Smoke from the wildfires has been seen from space and has even drifted as far east as the Atlantic Ocean. Large stretches of the U.S. are experiencing persistently hazy skies with serious health impacts and the smoke is even altering the moon's appearance. "Heavy smoke from forest fires in Washington, California and Montana has now spread to cover nearly half the country in a smoky pall, soaking up starlight and muting the moonlight," says Universe Today.
If there is a silver lining to the fires, it's that the sunrises, sunsets and the moon have looked spectacular in recent days because of the fires. But, of course, there are so many harms to human health and to the environment.
"Forest fire smoke contains carbon monoxide, carbon dioxide and soot," says Universe Today. "On especially smoky days, you can even smell the odor of burning trees in the air at ground level. Some may suffer from burning eyes, asthma or bronchitis on especially smoky days even a thousand miles from the source fires."
— Jeremy Cohn (@JeremyGlobalTV) September 1, 2015
Blood Moon. - the deepest red I have ever seen. Eerie for the last night of meteorological summer. Fergus, Ontario pic.twitter.com/jzTJBvk8ko
— Dave Patrick (@wwxchaser) September 1, 2015
And this is only a sign of what's to come as the West gets hotter and drier, according to an updated analysis from Climate Central. Large wildfires—defined as those 1,000 acres or bigger—have been on the rise since the 1970s.
The team's analysis of U.S. Forest Service data through 2014 shows that large fires are 3.5 times more common now than they were in the 1970s. They also burn seven times more acreage in an average year.

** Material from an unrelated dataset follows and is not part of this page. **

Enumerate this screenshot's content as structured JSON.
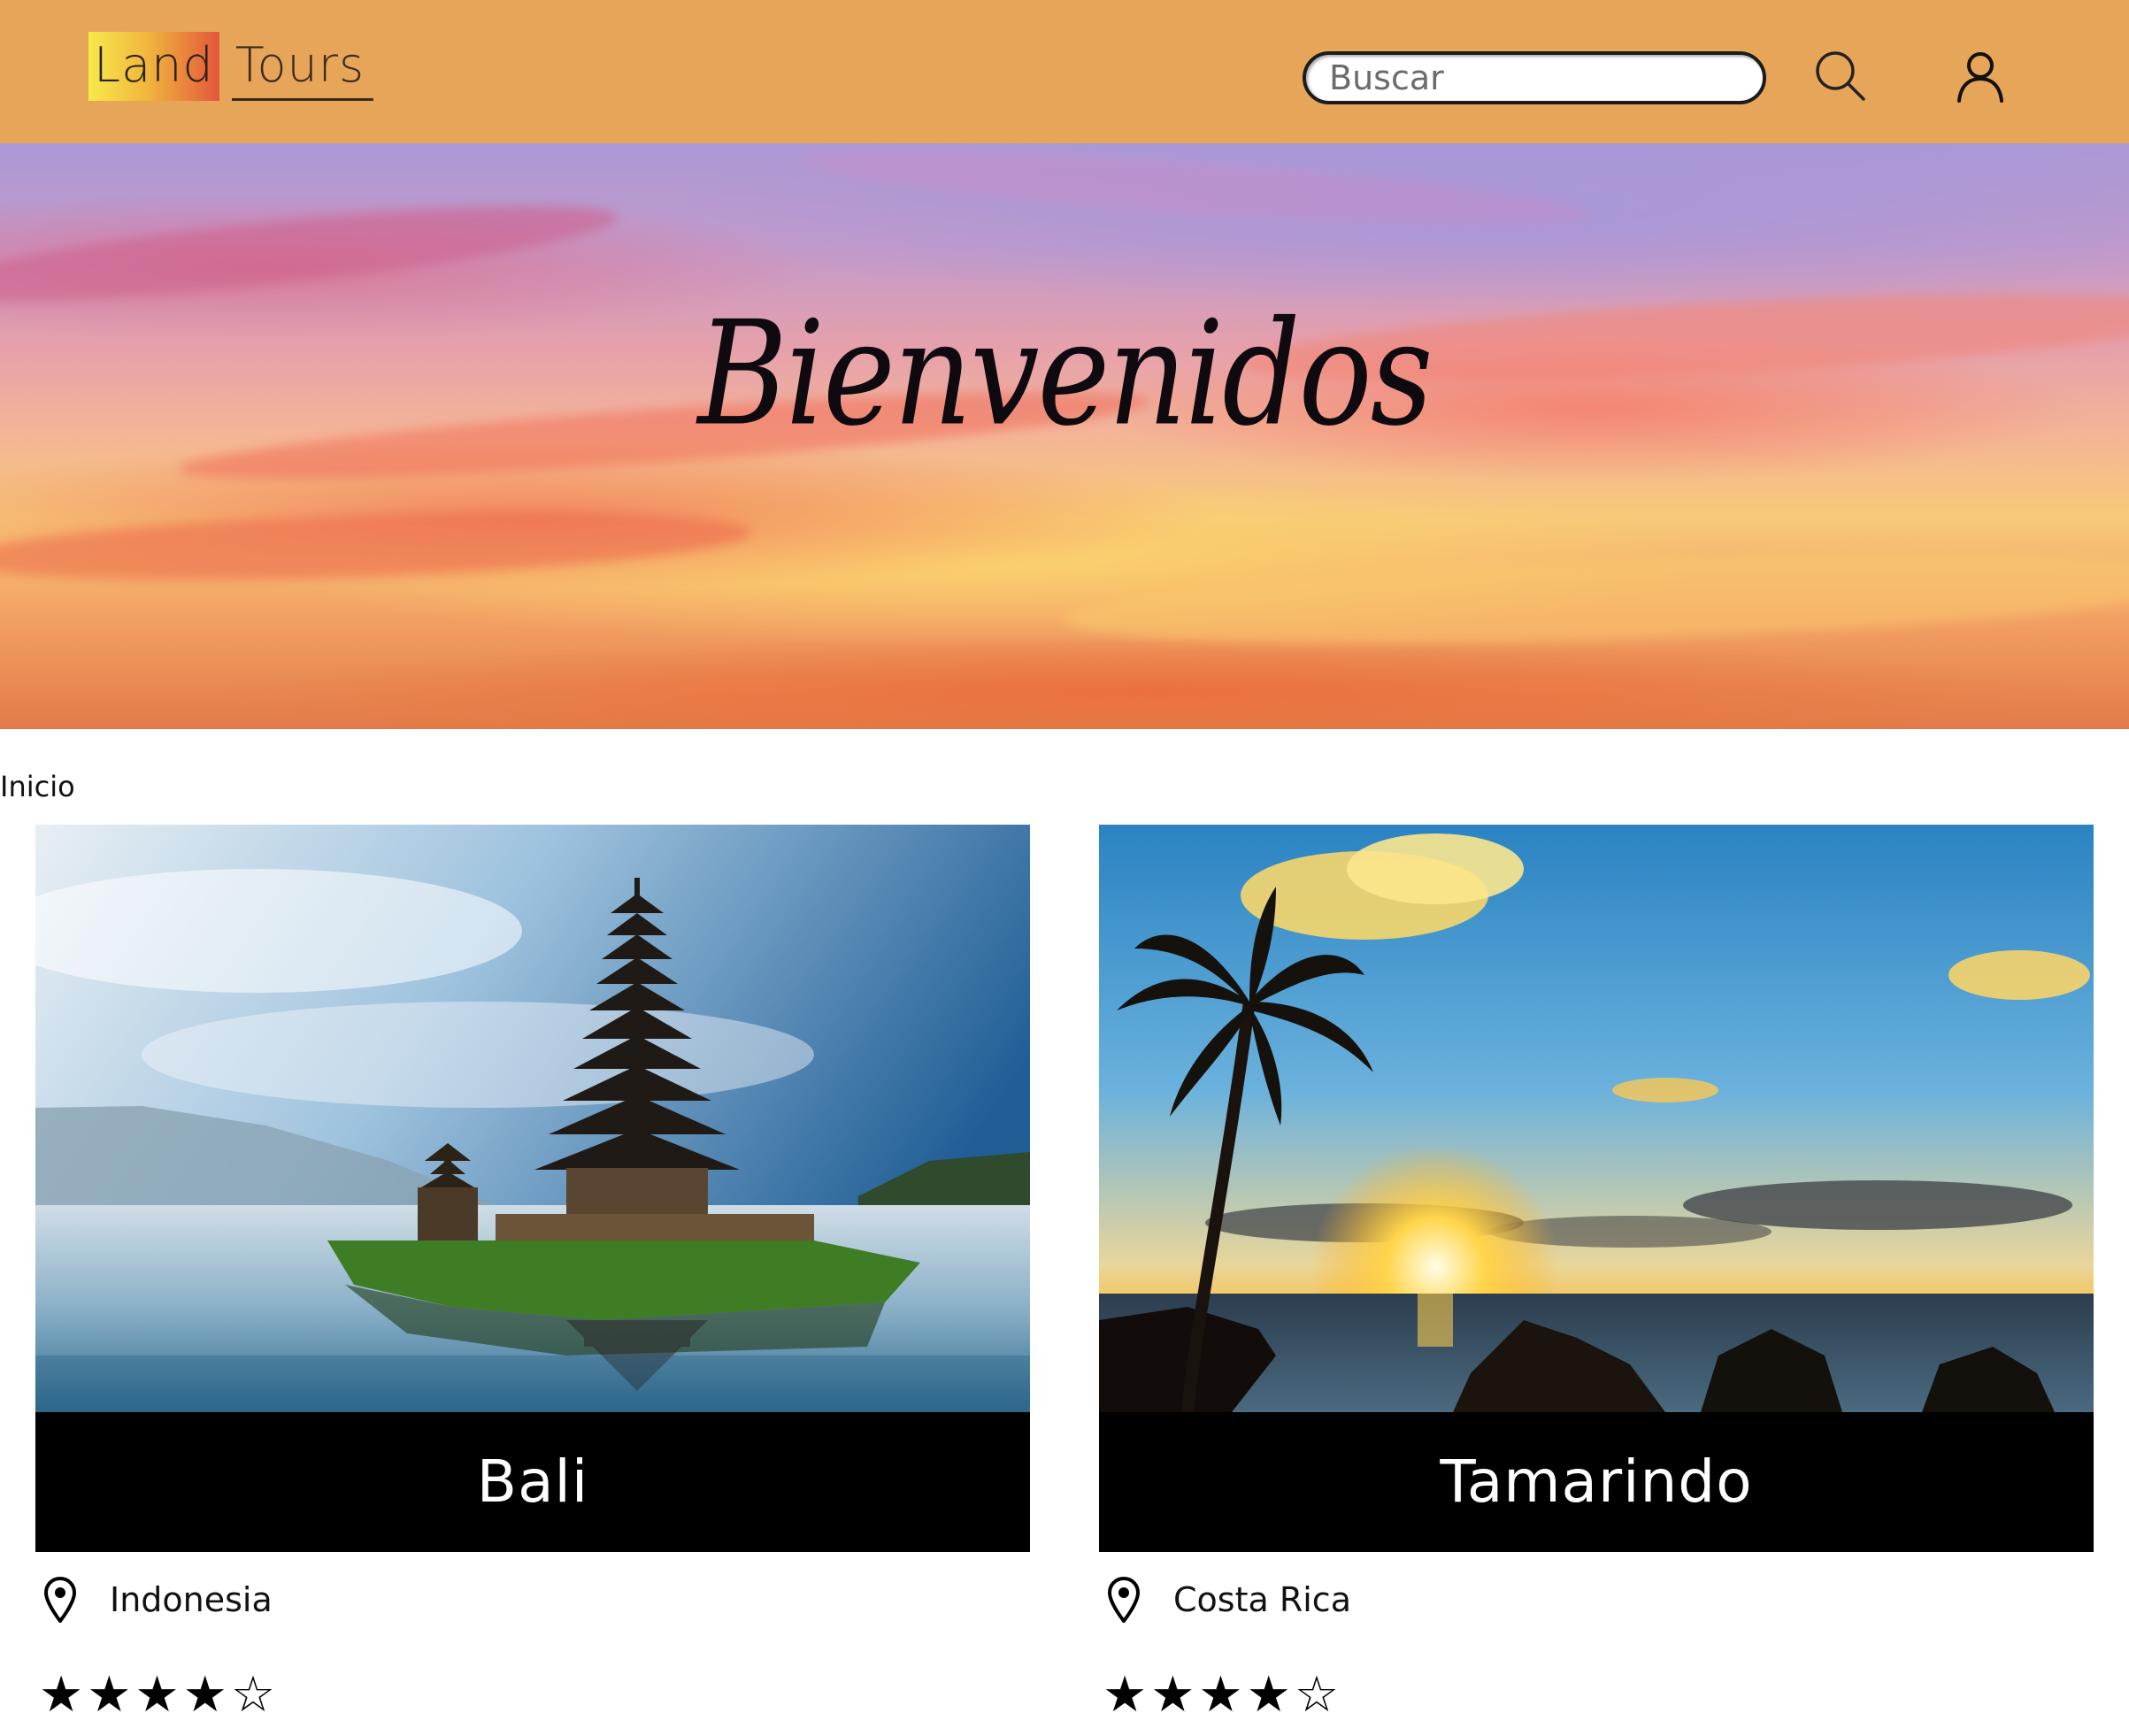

It's even more severe for the Northern Rockies. Large wildfires are now 10 times more common than they used to be and the area burned is up to 45 times greater in Idaho, Montana and Wyoming.
YOU MIGHT ALSO LIKE
EcoWatch Daily Newsletter
By Cathy Brown
Most of us have heard about UN researchers warning that we need to make dramatic changes in the next 12 years to limit our risk of extreme heat, drought, floods and poverty caused by climate change. Report after report about a bleak climate future can leave people in despair.
Losing weight, improving heart health and decreasing your chances for metabolic diseases like diabetes may be as simple as cutting back on a handful of Oreos or saying no to a side of fries, according to a new study published in the journal The Lancet Diabetes & Endocrinology.
It's important to remember that one person can make a difference. From teenagers to world-renowned scientists, individuals are inspiring positive shifts around the world. Maybe you won't become a hard-core activist, but this list of people below can inspire simple ways to kickstart better habits. Here are seven people advocating for a better planet.
Scotland produced enough power from wind turbines in the first half of 2019, that it could power Scotland twice over. Put another way, it's enough energy to power all of Scotland and most of Northern England, according to the BBC — an impressive step for the United Kingdom, which pledged to be carbon neutral in 30 years.
By Jessica A. Knoblauch
It's been a particularly terrible summer for bees. Recently, the U.S. Environmental Protection Agency (EPA) announced it is allowing the bee-killing pesticide sulfoxaflor back on the market. And just a few weeks prior, the USDA announced it is suspending data collection for its annual honeybee survey, which tracks honeybee populations across the U.S., providing critical information to farmers and scientists.
tommaso79 / iStock / Getty Images Plus
By Rachel Licker
As a new mom, I've had to think about heat safety in many new ways since pregnant women and young children are among the most vulnerable to extreme heat.